Hygiene behaviour against losses caused by Varroa
(Detlev Biel) At a time when many beekeepers are experiencing significant colony losses and there is widespread uncertainty as to how to treat the bees, some beekeepers are looking at their colonies and praying that they will survive the winter and won`t be killed off by the effects of the Varroa mite. We can certainly understand these concerns, although most bees are not killed directly by the mite itself but rather because of the secondary consequences of the Varroa mite.
In principle, it should be noted that our bee colonies are exposed to a constant danger from viruses and bacteria. These are ubiquitous (present) in many places, sometimes by chance or reinforced by neighbouring colonies. They can also have a seasonal effect. One only has to think of the American or European foulbrood, lime, stone or non-pit brood, Nosema, dysentery, amoebic disease, although the viruses with 18 different types clearly stand out. Having said that, all viruses and bacteria have one thing in common, they must manage to get into the body of bees. This can happen via food, amoebae, Nosema apis or Varroa. These viruses and bacteria multiply in the bee and the diseased bee then becomes the “vector” of the further infection chain. As a result, these events can lead to the demise of the entire colony.
Dr. Christoph Otten from the Centre for Bees and Beekeeping in Mayen, for example, has clearly established this with the help of bee monitoring. The more mites there are in the colony, the higher the probability that the col-ony will be lost, since the Varroa, when it sucks at the haemolymphe (the bee blood), intro-duces the viruses that are present into the bee and provides for the further distribution among the colony. These viruses then damage the colonies to such an extent that they often die before winter from the wing deformation virus or the acute bee paralysis virus.
If one considers this statement further, one inevitably concludes that a clear reduction of the number of afflicted bees within the colony significantly increases the chances of survival of the colony as a whole! In addition, this is exact-ly where we come in and where we would like to help you in the future! Our drone line in 2019 is characterised by a special characteristic. Our drone line has a particular, pronounced hygiene behaviour of at least 85%. What does this mean? The bees of the drone line recognise in at least 85% of the cases, if in a cell the brood is sick and/or dead. This behaviour is crucial when considering the health of a bee colony. The earlier a dead larva is detected and removed, the less likely it is that the viruses or bacteria present in the dead larva will develop further. Thus, the viruses no longer reach the stage of spore formation, since they were al-ready removed from the colony before the transformation process.

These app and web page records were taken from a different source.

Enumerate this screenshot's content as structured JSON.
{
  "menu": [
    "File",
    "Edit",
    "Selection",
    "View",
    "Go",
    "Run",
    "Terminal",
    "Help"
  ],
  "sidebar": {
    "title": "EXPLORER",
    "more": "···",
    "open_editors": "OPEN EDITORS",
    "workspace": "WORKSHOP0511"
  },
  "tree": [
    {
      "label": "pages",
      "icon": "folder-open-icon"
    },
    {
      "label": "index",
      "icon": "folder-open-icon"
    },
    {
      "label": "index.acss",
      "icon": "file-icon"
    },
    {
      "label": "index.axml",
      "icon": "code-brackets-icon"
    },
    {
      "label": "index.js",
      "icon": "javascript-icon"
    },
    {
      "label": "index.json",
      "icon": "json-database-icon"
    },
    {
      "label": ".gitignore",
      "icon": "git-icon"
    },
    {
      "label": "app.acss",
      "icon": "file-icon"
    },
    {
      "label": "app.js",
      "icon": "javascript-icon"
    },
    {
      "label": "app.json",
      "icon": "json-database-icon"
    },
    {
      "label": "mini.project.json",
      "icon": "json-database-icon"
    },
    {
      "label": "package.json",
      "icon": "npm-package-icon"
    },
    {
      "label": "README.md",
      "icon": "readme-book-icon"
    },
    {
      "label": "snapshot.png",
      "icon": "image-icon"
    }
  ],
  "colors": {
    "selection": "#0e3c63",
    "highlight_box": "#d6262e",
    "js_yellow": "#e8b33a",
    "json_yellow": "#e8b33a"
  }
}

This hygiene behaviour should be a central breeding goal of all further beekeeping efforts, in particular when one considers the situation of the American foulbrood with the pathogen Eric II, which spreads in many areas in Germany. If bees with a particularly developed hygiene behaviour remove large parts of the dead brood before the viruses spread further, then it is conceivable that colony losses and the imposition of exclusion zones can be avoided.

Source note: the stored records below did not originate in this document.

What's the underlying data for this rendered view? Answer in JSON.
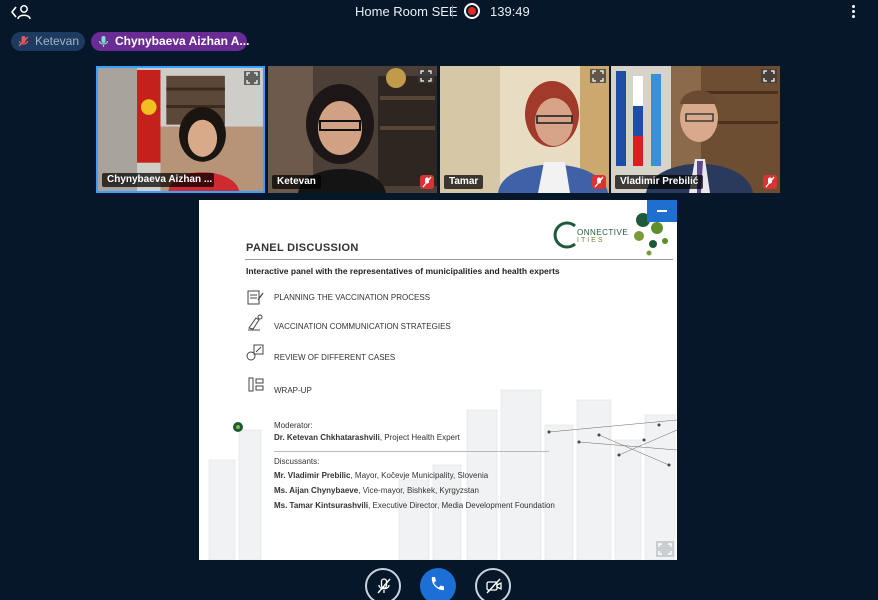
{
  "header": {
    "room_name": "Home Room SEE",
    "timer": "139:49"
  },
  "talkers": [
    {
      "name": "Ketevan",
      "muted": true
    },
    {
      "name": "Chynybaeva Aizhan A...",
      "muted": false
    }
  ],
  "participants": [
    {
      "name": "Chynybaeva Aizhan ...",
      "muted": false,
      "active": true
    },
    {
      "name": "Ketevan",
      "muted": true
    },
    {
      "name": "Tamar",
      "muted": true
    },
    {
      "name": "Vladimir Prebilić",
      "muted": true
    }
  ],
  "slide": {
    "logo_line1": "ONNECTIVE",
    "logo_line2": "ITIES",
    "title": "PANEL DISCUSSION",
    "subtitle": "Interactive panel with the representatives of municipalities and health experts",
    "agenda": [
      {
        "label": "PLANNING THE VACCINATION PROCESS",
        "icon": "clipboard-icon"
      },
      {
        "label": "VACCINATION COMMUNICATION STRATEGIES",
        "icon": "microscope-icon"
      },
      {
        "label": "REVIEW OF DIFFERENT CASES",
        "icon": "cases-icon"
      },
      {
        "label": "WRAP-UP",
        "icon": "vaccine-icon"
      }
    ],
    "moderator_label": "Moderator:",
    "moderator_name": "Dr. Ketevan Chkhatarashvili",
    "moderator_role": ", Project Health Expert",
    "discussants_label": "Discussants:",
    "discussants": [
      {
        "name": "Mr. Vladimir Prebilic",
        "role": ", Mayor, Kočevje Municipality, Slovenia"
      },
      {
        "name": "Ms. Aijan Chynybaeve",
        "role": ", Vice-mayor, Bishkek, Kyrgyzstan"
      },
      {
        "name": "Ms. Tamar Kintsurashvili",
        "role": ", Executive Director, Media Development Foundation"
      }
    ]
  },
  "colors": {
    "background": "#06172a",
    "accent": "#1b6fd6",
    "active_speaker": "#6b2b95",
    "record": "#e02a2a"
  }
}
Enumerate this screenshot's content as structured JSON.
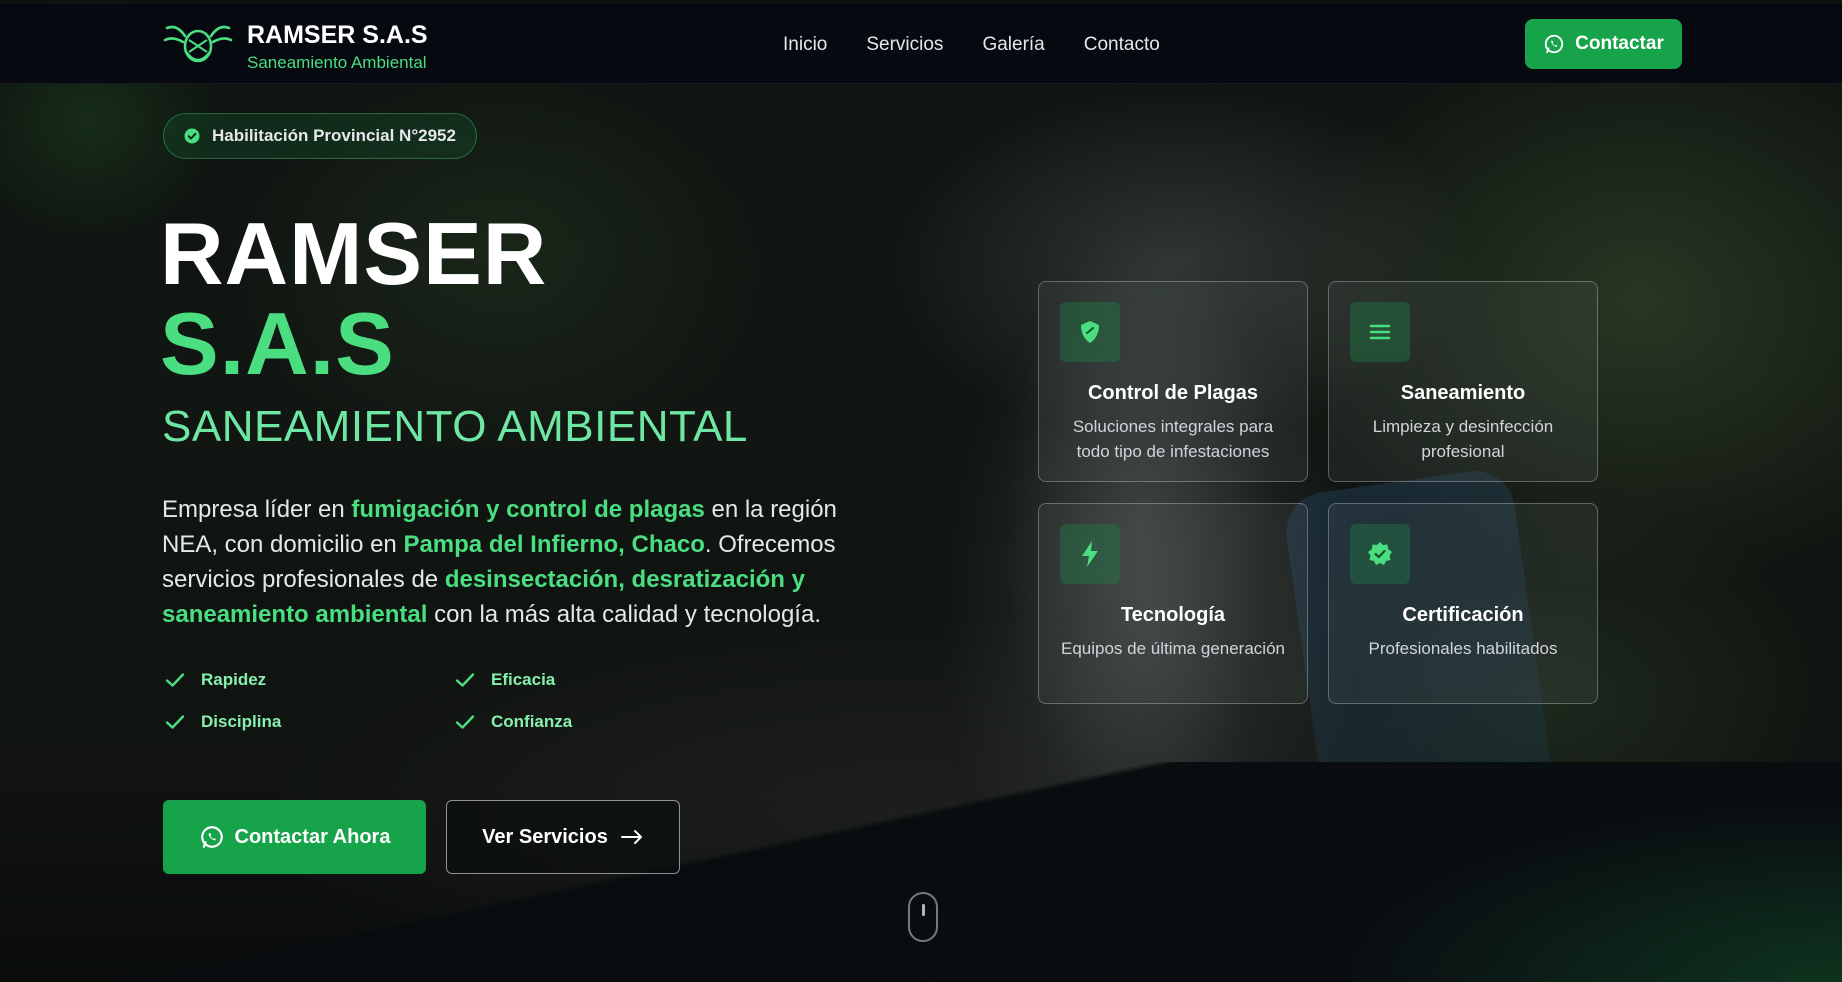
{
  "nav": {
    "brand_name": "RAMSER S.A.S",
    "brand_sub": "Saneamiento Ambiental",
    "links": [
      "Inicio",
      "Servicios",
      "Galería",
      "Contacto"
    ],
    "cta_label": "Contactar",
    "cta_icon": "whatsapp-icon"
  },
  "hero": {
    "badge": "Habilitación Provincial N°2952",
    "title_line1": "RAMSER",
    "title_line2": "S.A.S",
    "subtitle": "SANEAMIENTO AMBIENTAL",
    "desc": {
      "p1": "Empresa líder en ",
      "h1": "fumigación y control de plagas",
      "p2": " en la región NEA, con domicilio en ",
      "h2": "Pampa del Infierno, Chaco",
      "p3": ". Ofrecemos servicios profesionales de ",
      "h3": "desinsectación, desratización y saneamiento ambiental",
      "p4": " con la más alta calidad y tecnología."
    },
    "features": [
      "Rapidez",
      "Eficacia",
      "Disciplina",
      "Confianza"
    ],
    "primary_button": "Contactar Ahora",
    "secondary_button": "Ver Servicios"
  },
  "cards": [
    {
      "title": "Control de Plagas",
      "desc": "Soluciones integrales para todo tipo de infestaciones",
      "icon": "shield-check-icon"
    },
    {
      "title": "Saneamiento",
      "desc": "Limpieza y desinfección profesional",
      "icon": "menu-lines-icon"
    },
    {
      "title": "Tecnología",
      "desc": "Equipos de última generación",
      "icon": "lightning-icon"
    },
    {
      "title": "Certificación",
      "desc": "Profesionales habilitados",
      "icon": "badge-check-icon"
    }
  ],
  "colors": {
    "accent": "#4ade80",
    "button": "#16a34a",
    "nav_bg": "#06090f"
  }
}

In addition, the drone line 2019 also shows that bees recognise Varroa-infected cells and often remove them. We see this repeatedly when we look at brood nests and come across open combs when bees that have not yet reached hatching maturity confront us. The bees have recognised the mites in the comb and opened the cell. This behaviour is sufficient to prevent the mites from developing further in the cell and thus not becoming sexually mature. Some of the bees have then been known to remove the brood from the comb, but this is not decisive. The critical factor is the opening of the comb, since the metamorphosis of the mite can only be completed in the sealed comb.
We are always happy to see such behaviour, which is referred to as VSH behaviour. Having said that, this behaviour should be viewed as a possible additional characteristic/performance of our bees, because in order to evaluate it and quantify this activity, all drone colonies would have to be infected with a standardised number of mites at a certain point in time and later brood combs would have to be opened and evaluated on a large scale. It is simply not practical to realise this kind of work given the large number of drone colonies that are to be found in the mating station and in the protectorate band. It is, however, possible to observe the hygiene behaviour of all drone colonies and only select colonies with at least 85% hygiene behaviour.

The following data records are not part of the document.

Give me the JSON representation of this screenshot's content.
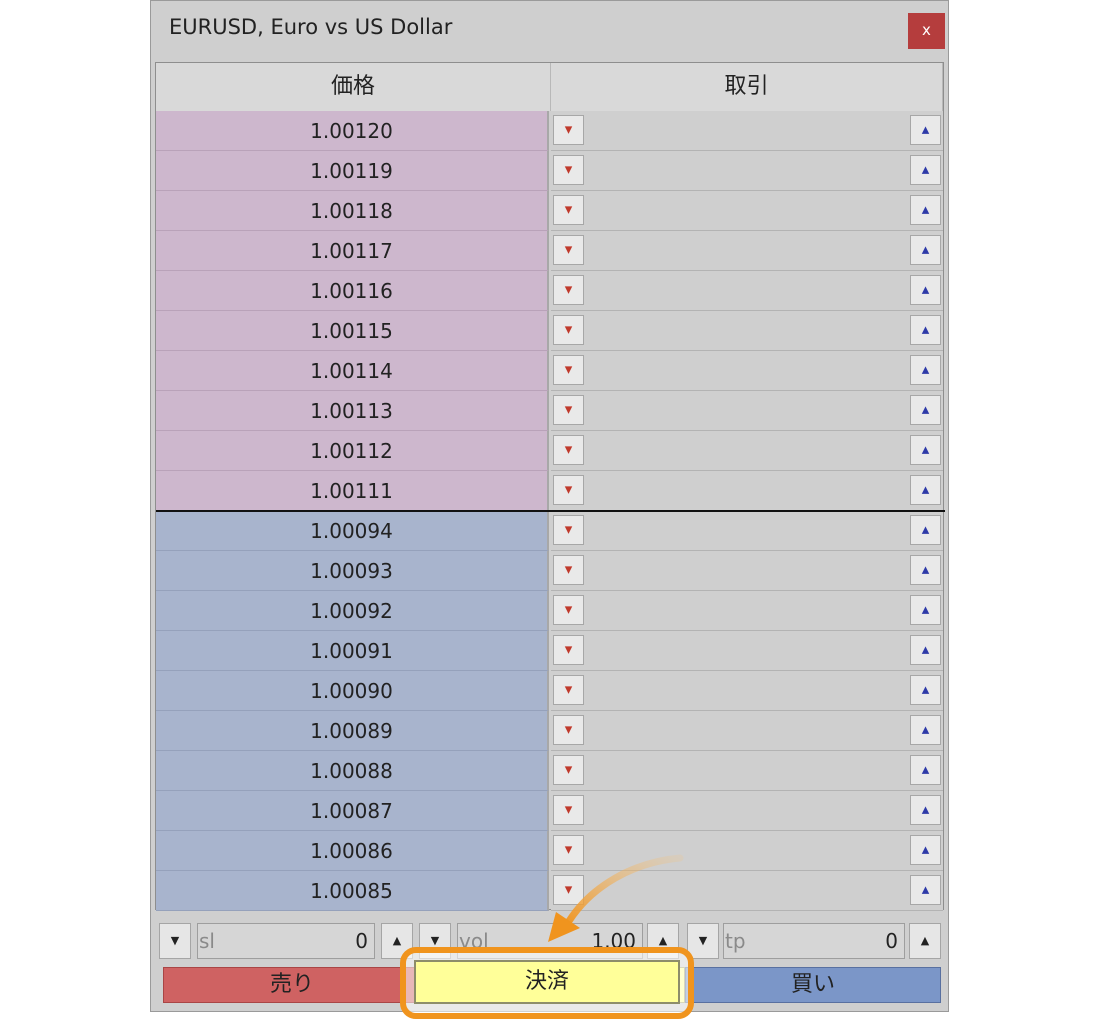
{
  "window": {
    "title": "EURUSD, Euro vs US Dollar",
    "close_label": "x"
  },
  "table": {
    "headers": {
      "price": "価格",
      "trade": "取引"
    },
    "ask_rows": [
      "1.00120",
      "1.00119",
      "1.00118",
      "1.00117",
      "1.00116",
      "1.00115",
      "1.00114",
      "1.00113",
      "1.00112",
      "1.00111"
    ],
    "bid_rows": [
      "1.00094",
      "1.00093",
      "1.00092",
      "1.00091",
      "1.00090",
      "1.00089",
      "1.00088",
      "1.00087",
      "1.00086",
      "1.00085"
    ],
    "sell_arrow_glyph": "▾",
    "buy_arrow_glyph": "▴"
  },
  "controls": {
    "sl": {
      "placeholder": "sl",
      "value": "0"
    },
    "vol": {
      "placeholder": "vol",
      "value": "1.00"
    },
    "tp": {
      "placeholder": "tp",
      "value": "0"
    },
    "down_glyph": "▼",
    "up_glyph": "▲"
  },
  "actions": {
    "sell": "売り",
    "close": "決済",
    "buy": "買い"
  },
  "colors": {
    "ask_bg": "#cdb7cd",
    "bid_bg": "#a8b4cd",
    "sell": "#cf6262",
    "close": "#ffff99",
    "buy": "#7b96c8",
    "highlight": "#f0941e"
  }
}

This approach is particularly interesting and appealing when mating is possible with queens that also have a comparable hygiene behaviour. Queens that have been mated in this way can be ordered from Detlef Biehl, Friederike Brondke or Dr. Peter Stöfen. And if you can take note of the hygiene behaviour of your queens and only allow for mating of the descendants of such queens, then you will be making an important contribution to all beekeepers in their efforts to support their colonies against viruses and bacteria.